The VSKYLABS B-8M Gyrocopter Project
Highly realistic lightweight Gyroplane simulation
For X-Plane 11
The VSKYLABS B-8M Gyrocopter Project
The VSKYLABS VSL B-8M Gyrocopter Project is a highly accurate light weight Gyroplane flight dynamics and handling simulation, designed for X-Plane 11.
Project main features:
- Highly accurate and realistic simulation of a lightweight Gyrocopter (B-8M design).
- Full VR compatibility with X-Plane 11.
- FMOD sounds.
- Perfect for sight-seeing, tight places operations and bush-flying operations.
VSKYLABS B-8M General Information
The VSKYLABS VSL B-8M Gyrocopter design is based on the general design features of the Bensen B-8M / X-25A Gyrocopter. Some design modifications were made to the tail section, which was redesigned with a longer tail-boom to improve lateral stability in the low-airspeed flying regime.
The VSKYLABS VSL B-8M Gyrocopter is propelled by a 45 hp 1/2 (half) VW engine, which is in general a twin cylinder, four stroke, horizontally opposed, air cooled, direct drive engine design based on the Volkswagen air-cooled engine.
What is an Gyroplane/Autogyro?
It is a flying machine which is using a rotary wing (main rotor) to provide lift. However, and unlike a conventional helicopter, the rotor is fixed with a free-spinning mechanism and it is not powered by the engine.
What makes the rotor spin in an Autogyro is the aerodynamic forces of the airflow which is moving through the rotor disc, in a phenomenon called 'Auto-rotation'. A separate propulsion source is required for forward flight.
Controls of an Autogyro:
There are three primary flight controls:
- Control stick.
- Rudder pedals.

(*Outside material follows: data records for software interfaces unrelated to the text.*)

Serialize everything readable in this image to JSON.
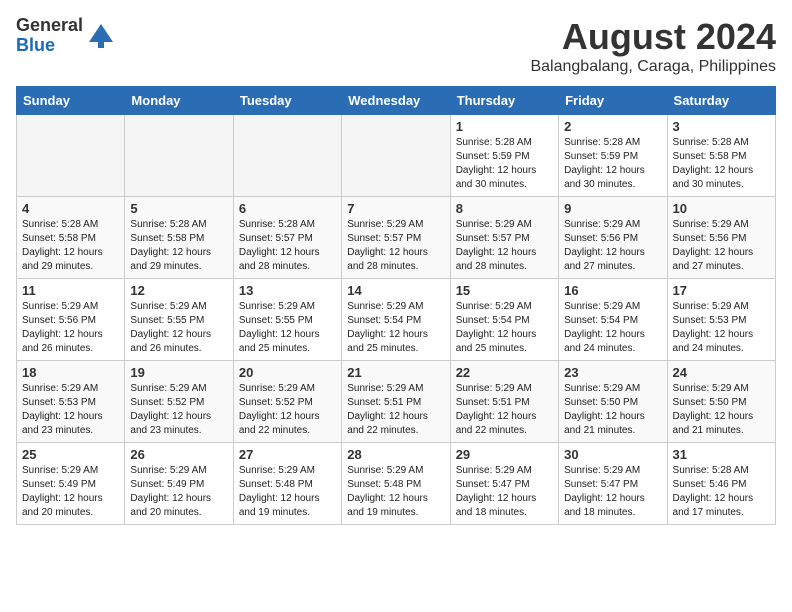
{
  "logo": {
    "general": "General",
    "blue": "Blue"
  },
  "title": "August 2024",
  "subtitle": "Balangbalang, Caraga, Philippines",
  "days_of_week": [
    "Sunday",
    "Monday",
    "Tuesday",
    "Wednesday",
    "Thursday",
    "Friday",
    "Saturday"
  ],
  "weeks": [
    {
      "days": [
        {
          "num": "",
          "info": ""
        },
        {
          "num": "",
          "info": ""
        },
        {
          "num": "",
          "info": ""
        },
        {
          "num": "",
          "info": ""
        },
        {
          "num": "1",
          "info": "Sunrise: 5:28 AM\nSunset: 5:59 PM\nDaylight: 12 hours\nand 30 minutes."
        },
        {
          "num": "2",
          "info": "Sunrise: 5:28 AM\nSunset: 5:59 PM\nDaylight: 12 hours\nand 30 minutes."
        },
        {
          "num": "3",
          "info": "Sunrise: 5:28 AM\nSunset: 5:58 PM\nDaylight: 12 hours\nand 30 minutes."
        }
      ]
    },
    {
      "days": [
        {
          "num": "4",
          "info": "Sunrise: 5:28 AM\nSunset: 5:58 PM\nDaylight: 12 hours\nand 29 minutes."
        },
        {
          "num": "5",
          "info": "Sunrise: 5:28 AM\nSunset: 5:58 PM\nDaylight: 12 hours\nand 29 minutes."
        },
        {
          "num": "6",
          "info": "Sunrise: 5:28 AM\nSunset: 5:57 PM\nDaylight: 12 hours\nand 28 minutes."
        },
        {
          "num": "7",
          "info": "Sunrise: 5:29 AM\nSunset: 5:57 PM\nDaylight: 12 hours\nand 28 minutes."
        },
        {
          "num": "8",
          "info": "Sunrise: 5:29 AM\nSunset: 5:57 PM\nDaylight: 12 hours\nand 28 minutes."
        },
        {
          "num": "9",
          "info": "Sunrise: 5:29 AM\nSunset: 5:56 PM\nDaylight: 12 hours\nand 27 minutes."
        },
        {
          "num": "10",
          "info": "Sunrise: 5:29 AM\nSunset: 5:56 PM\nDaylight: 12 hours\nand 27 minutes."
        }
      ]
    },
    {
      "days": [
        {
          "num": "11",
          "info": "Sunrise: 5:29 AM\nSunset: 5:56 PM\nDaylight: 12 hours\nand 26 minutes."
        },
        {
          "num": "12",
          "info": "Sunrise: 5:29 AM\nSunset: 5:55 PM\nDaylight: 12 hours\nand 26 minutes."
        },
        {
          "num": "13",
          "info": "Sunrise: 5:29 AM\nSunset: 5:55 PM\nDaylight: 12 hours\nand 25 minutes."
        },
        {
          "num": "14",
          "info": "Sunrise: 5:29 AM\nSunset: 5:54 PM\nDaylight: 12 hours\nand 25 minutes."
        },
        {
          "num": "15",
          "info": "Sunrise: 5:29 AM\nSunset: 5:54 PM\nDaylight: 12 hours\nand 25 minutes."
        },
        {
          "num": "16",
          "info": "Sunrise: 5:29 AM\nSunset: 5:54 PM\nDaylight: 12 hours\nand 24 minutes."
        },
        {
          "num": "17",
          "info": "Sunrise: 5:29 AM\nSunset: 5:53 PM\nDaylight: 12 hours\nand 24 minutes."
        }
      ]
    },
    {
      "days": [
        {
          "num": "18",
          "info": "Sunrise: 5:29 AM\nSunset: 5:53 PM\nDaylight: 12 hours\nand 23 minutes."
        },
        {
          "num": "19",
          "info": "Sunrise: 5:29 AM\nSunset: 5:52 PM\nDaylight: 12 hours\nand 23 minutes."
        },
        {
          "num": "20",
          "info": "Sunrise: 5:29 AM\nSunset: 5:52 PM\nDaylight: 12 hours\nand 22 minutes."
        },
        {
          "num": "21",
          "info": "Sunrise: 5:29 AM\nSunset: 5:51 PM\nDaylight: 12 hours\nand 22 minutes."
        },
        {
          "num": "22",
          "info": "Sunrise: 5:29 AM\nSunset: 5:51 PM\nDaylight: 12 hours\nand 22 minutes."
        },
        {
          "num": "23",
          "info": "Sunrise: 5:29 AM\nSunset: 5:50 PM\nDaylight: 12 hours\nand 21 minutes."
        },
        {
          "num": "24",
          "info": "Sunrise: 5:29 AM\nSunset: 5:50 PM\nDaylight: 12 hours\nand 21 minutes."
        }
      ]
    },
    {
      "days": [
        {
          "num": "25",
          "info": "Sunrise: 5:29 AM\nSunset: 5:49 PM\nDaylight: 12 hours\nand 20 minutes."
        },
        {
          "num": "26",
          "info": "Sunrise: 5:29 AM\nSunset: 5:49 PM\nDaylight: 12 hours\nand 20 minutes."
        },
        {
          "num": "27",
          "info": "Sunrise: 5:29 AM\nSunset: 5:48 PM\nDaylight: 12 hours\nand 19 minutes."
        },
        {
          "num": "28",
          "info": "Sunrise: 5:29 AM\nSunset: 5:48 PM\nDaylight: 12 hours\nand 19 minutes."
        },
        {
          "num": "29",
          "info": "Sunrise: 5:29 AM\nSunset: 5:47 PM\nDaylight: 12 hours\nand 18 minutes."
        },
        {
          "num": "30",
          "info": "Sunrise: 5:29 AM\nSunset: 5:47 PM\nDaylight: 12 hours\nand 18 minutes."
        },
        {
          "num": "31",
          "info": "Sunrise: 5:28 AM\nSunset: 5:46 PM\nDaylight: 12 hours\nand 17 minutes."
        }
      ]
    }
  ]
}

Typically, the control stick tilts the rotor in both axes to provide pitch and roll control, but there are Autogyros which do not tilt the rotor at all, or only doing it in a single axis. such Autogyros are having conventional control surfaces. Rudder pedals provide yaw control, and the throttle controls engine power for forward thrust. In many cases, Autogyros are designed with pusher-propeller configuration to allow higher stability and effectiveness of the Rudder due to prop-wash.
Some Autogyros features a system called "pre-rotation". When engaged, drives the main rotor to start spinning before takeoff. This initial spin is crucial for the takeoff procedure as there is no available lift when the main rotor is not spinning or spinning very slowly. It can also reduce the take-off run significantly. In Autogyros that are not having a pre-rotation system, the pilot is getting the needed pre-rotation by doing it manually, using his hands, prior to takeoff.
Controlling an Autogyro during flight:
- Pulling back on the stick tilts the rotor back, increasing lift and decreasing forward airspeed.
- Pushing the stick forward decreases lift and increases airspeed. Because the changes of lift vectors, pulling or pushing the stick will result in a nose attitude change (pitch up/pitch down).
- The rudder pedals moves the rudder on the vertical stabilizer. The VSKYLABS VSL B-8M Gyrocopter is featuring differential brakes for ground operations, and in addition, it is also featuring a slight nose gear steering ability.
- Throttle is for the engine, as in any conventional, fixed wing aircraft.
Taking off with an Autogyro:
The rotor must be pre-rotated to produce enough lift and stability during the takeoff run. Trying to lift an Autogyro off the ground with its rotor not rotating fast enough will usually end up in a crash, or in a very long takeoff run. In small Autogyros, pre-rotation is usually done by using an auxiliary, small motor. There are other methods as well (even rotation by hand). Once the rotor is up to speed, the pre-rotation motor must be disengaged and the Autogyro is ready for brake release and takeoff run, to be lifted by autorotation of the rotor.
Pre-rotation: The VSKYLABS VSL B-8M Gyrocopter is utilizing the main engine for pre-rotation of the main rotor, by the use of a Clutch. Engaging the Clutch will result in engine's RPM reduction and excessive torque until the main rotor exceeds the needed RPM.
Caution: Do not throttle up the engine above 1400 RPM while the Pre-rotation (Clutch) is engaged. It may result with an excessive torque forces which may lead to an uncontrolled spin and crash.
When power is reduced, forward speed bleeds off and the Autogyro goes into a steady descent path. In this situation, lifting force is not enough to maintain altitude, but even when the engine is in Idle rpm or even shut-down, the Autogyro can descend and land safely. It cannot stall due to low airspeed, however, low rotor RPM during flight can lead to insufficient stability and control to maintain flight.